The Indonesian government and separatist rebels from the Indonesian province of Aceh wrapped up a fourth round of peace talks in the Finnish capital of Helsinki Tuesday on an upbeat note, agreeing to hold further negotiations in July.

Negotiators from the Indonesian government and separatist rebels from the Free Aceh Movement, or GAM, both sounded optimistic as they agreed to a fifth round of peace talks in Helsinki in July.

Bahtiar Abdulah, a GAM spokesman in Helsinki, says the talks are moving forward.

"I think we have made some good progress in the sense that the negotiation is moving forward, but at the same time we haven't achieved some concrete agreement yet, so far," said Mr. Bahtiar.

The fourth round of talks focused on security, self-government, human rights, the political participation of GAM in Aceh, and the European monitoring of any peace agreement.

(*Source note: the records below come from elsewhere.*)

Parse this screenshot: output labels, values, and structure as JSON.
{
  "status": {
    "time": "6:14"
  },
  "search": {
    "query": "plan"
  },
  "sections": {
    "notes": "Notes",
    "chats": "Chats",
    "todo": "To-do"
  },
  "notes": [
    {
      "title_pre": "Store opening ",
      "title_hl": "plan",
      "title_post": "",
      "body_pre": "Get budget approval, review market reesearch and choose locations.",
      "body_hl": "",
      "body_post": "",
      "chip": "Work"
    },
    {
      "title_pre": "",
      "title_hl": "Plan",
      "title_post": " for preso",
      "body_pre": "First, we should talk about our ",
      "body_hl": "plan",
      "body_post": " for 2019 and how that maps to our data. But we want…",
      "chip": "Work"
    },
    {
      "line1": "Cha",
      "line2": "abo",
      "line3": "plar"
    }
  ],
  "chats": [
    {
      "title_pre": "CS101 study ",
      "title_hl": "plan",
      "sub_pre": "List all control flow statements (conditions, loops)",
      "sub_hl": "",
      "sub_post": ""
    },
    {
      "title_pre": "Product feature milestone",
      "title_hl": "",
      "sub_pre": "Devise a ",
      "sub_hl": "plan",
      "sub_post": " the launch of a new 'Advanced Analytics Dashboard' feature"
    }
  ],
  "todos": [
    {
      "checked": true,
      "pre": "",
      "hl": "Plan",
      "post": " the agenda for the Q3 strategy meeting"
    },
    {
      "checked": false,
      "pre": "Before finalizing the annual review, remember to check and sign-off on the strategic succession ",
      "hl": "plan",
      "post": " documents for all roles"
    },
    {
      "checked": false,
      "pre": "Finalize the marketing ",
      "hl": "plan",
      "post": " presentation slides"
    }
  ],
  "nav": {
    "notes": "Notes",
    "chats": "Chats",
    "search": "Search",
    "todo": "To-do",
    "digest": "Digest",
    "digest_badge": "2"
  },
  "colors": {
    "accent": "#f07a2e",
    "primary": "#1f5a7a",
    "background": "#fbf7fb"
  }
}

Mr. Bahtiar says while both sides are working toward a peace agreement, the outcome will depend on the final agreement.

"Whatever common understanding or common grounds that we have, the determining factor is the final package, which is still yet to be seen," he said. "That's the final picture that we have of this whole exercise that we started in January."

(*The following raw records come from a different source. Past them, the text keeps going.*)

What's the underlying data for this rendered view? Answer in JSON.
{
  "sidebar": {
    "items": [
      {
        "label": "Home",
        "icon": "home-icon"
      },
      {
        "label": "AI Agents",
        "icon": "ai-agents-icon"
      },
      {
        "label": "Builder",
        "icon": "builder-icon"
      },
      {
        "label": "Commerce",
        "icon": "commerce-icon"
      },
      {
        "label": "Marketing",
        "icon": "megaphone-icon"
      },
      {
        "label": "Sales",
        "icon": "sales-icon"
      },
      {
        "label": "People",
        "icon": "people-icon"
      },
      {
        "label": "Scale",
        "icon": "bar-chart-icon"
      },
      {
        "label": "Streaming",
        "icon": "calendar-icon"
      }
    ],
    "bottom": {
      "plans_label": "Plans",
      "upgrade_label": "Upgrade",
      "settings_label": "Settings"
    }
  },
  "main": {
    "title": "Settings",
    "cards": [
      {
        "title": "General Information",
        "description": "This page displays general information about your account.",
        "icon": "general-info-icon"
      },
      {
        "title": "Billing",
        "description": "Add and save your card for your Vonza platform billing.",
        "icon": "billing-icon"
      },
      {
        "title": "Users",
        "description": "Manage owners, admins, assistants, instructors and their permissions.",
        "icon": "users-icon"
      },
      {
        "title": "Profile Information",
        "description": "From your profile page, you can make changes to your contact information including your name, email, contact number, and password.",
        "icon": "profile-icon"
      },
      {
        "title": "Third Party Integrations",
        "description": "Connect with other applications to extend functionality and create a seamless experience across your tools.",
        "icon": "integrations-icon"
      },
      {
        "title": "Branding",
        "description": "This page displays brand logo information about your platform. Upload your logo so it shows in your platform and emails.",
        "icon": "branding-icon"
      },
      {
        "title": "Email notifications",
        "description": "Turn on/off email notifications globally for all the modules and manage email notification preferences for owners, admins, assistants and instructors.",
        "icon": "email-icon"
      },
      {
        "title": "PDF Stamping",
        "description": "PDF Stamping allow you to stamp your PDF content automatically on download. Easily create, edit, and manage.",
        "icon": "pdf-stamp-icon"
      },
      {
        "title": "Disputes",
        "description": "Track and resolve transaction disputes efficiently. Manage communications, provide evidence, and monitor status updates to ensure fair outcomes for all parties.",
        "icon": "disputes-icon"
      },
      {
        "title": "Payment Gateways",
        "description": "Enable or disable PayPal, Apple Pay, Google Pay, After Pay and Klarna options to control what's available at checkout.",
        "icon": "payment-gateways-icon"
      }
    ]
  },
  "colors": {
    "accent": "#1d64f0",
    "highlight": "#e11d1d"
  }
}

The Indonesian government and GAM first came to the negotiation table in January, after the December 26 earthquake and tsunami struck Aceh, killing over 230,000 people and destroying most of the infrastructure.

The Indonesian military launched an all-out offensive against GAM in 2003 after an earlier truce collapsed.

GAM has been fighting for independence in the oil-and-gas rich province, located on the northern tip of Sumatra, Island since 1976. Over 12,000 people, the majority of them civilians, have died in the conflict.